§ **WHAT TO WORK ON**:
Take each line below that has "JSON" and copy it.

(Records from a collection)

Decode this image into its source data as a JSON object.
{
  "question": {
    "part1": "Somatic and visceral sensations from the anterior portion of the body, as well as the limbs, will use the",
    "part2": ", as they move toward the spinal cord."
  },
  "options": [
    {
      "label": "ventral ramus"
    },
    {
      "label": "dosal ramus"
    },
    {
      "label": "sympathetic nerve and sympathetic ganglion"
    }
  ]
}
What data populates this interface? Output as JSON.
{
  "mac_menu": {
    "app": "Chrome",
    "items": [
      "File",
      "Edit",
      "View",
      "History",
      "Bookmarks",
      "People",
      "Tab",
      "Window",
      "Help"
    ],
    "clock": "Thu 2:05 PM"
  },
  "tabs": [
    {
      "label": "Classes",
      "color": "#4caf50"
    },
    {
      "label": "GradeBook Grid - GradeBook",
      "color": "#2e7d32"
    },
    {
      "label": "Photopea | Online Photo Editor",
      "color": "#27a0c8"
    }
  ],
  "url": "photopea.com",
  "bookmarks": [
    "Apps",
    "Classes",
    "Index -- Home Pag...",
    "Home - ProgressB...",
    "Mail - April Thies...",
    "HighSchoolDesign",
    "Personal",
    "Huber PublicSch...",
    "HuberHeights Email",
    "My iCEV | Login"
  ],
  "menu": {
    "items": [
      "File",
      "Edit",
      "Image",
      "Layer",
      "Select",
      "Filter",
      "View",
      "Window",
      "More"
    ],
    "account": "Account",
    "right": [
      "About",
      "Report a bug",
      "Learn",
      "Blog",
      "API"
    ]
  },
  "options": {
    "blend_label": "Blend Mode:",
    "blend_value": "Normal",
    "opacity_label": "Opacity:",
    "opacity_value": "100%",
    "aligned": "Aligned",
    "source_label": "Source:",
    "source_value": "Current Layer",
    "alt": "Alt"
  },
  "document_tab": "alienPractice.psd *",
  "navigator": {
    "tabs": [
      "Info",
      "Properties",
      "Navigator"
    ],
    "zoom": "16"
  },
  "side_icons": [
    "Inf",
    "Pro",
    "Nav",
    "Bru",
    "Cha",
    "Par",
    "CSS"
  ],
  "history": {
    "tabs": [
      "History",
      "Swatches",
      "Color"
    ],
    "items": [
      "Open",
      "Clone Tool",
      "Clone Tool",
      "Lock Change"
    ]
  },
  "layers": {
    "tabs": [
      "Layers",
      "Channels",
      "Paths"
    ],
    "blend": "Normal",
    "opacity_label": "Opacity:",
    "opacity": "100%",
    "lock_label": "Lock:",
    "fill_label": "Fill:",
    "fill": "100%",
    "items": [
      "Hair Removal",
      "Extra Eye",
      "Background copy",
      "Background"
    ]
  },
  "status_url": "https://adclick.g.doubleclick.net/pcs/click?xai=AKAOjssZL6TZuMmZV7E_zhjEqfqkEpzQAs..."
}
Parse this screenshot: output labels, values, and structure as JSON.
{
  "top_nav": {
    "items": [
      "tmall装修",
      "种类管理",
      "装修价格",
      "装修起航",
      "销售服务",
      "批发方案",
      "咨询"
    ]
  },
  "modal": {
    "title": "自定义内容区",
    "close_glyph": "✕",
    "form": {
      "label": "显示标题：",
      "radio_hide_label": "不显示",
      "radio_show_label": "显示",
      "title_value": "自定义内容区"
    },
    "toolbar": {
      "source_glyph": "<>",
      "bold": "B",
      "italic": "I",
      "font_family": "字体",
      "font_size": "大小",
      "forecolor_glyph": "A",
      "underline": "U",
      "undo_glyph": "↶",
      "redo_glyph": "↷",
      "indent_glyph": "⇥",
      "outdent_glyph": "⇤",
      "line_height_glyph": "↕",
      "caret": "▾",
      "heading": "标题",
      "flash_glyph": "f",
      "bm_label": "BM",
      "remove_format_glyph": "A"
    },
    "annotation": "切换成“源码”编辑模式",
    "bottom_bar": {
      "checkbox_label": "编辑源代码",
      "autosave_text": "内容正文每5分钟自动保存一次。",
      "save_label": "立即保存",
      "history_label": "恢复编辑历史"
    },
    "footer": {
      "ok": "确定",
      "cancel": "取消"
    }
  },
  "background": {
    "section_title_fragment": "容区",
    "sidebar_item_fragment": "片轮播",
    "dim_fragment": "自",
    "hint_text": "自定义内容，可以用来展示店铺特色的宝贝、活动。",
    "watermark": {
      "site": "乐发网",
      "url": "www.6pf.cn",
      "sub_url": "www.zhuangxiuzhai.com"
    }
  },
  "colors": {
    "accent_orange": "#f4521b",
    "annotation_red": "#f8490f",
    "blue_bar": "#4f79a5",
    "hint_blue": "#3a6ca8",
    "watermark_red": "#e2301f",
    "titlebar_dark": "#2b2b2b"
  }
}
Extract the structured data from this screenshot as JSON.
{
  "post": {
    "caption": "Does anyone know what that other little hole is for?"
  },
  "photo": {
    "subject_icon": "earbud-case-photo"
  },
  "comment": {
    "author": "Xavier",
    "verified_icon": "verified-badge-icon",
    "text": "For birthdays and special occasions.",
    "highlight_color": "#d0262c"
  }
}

§ **EXERCISE OUTPUT**:
Decode this image into its source data as a JSON object.
What data populates this interface? Output as JSON.
Parse this screenshot: output labels, values, and structure as JSON.
Extract the structured data from this screenshot as JSON.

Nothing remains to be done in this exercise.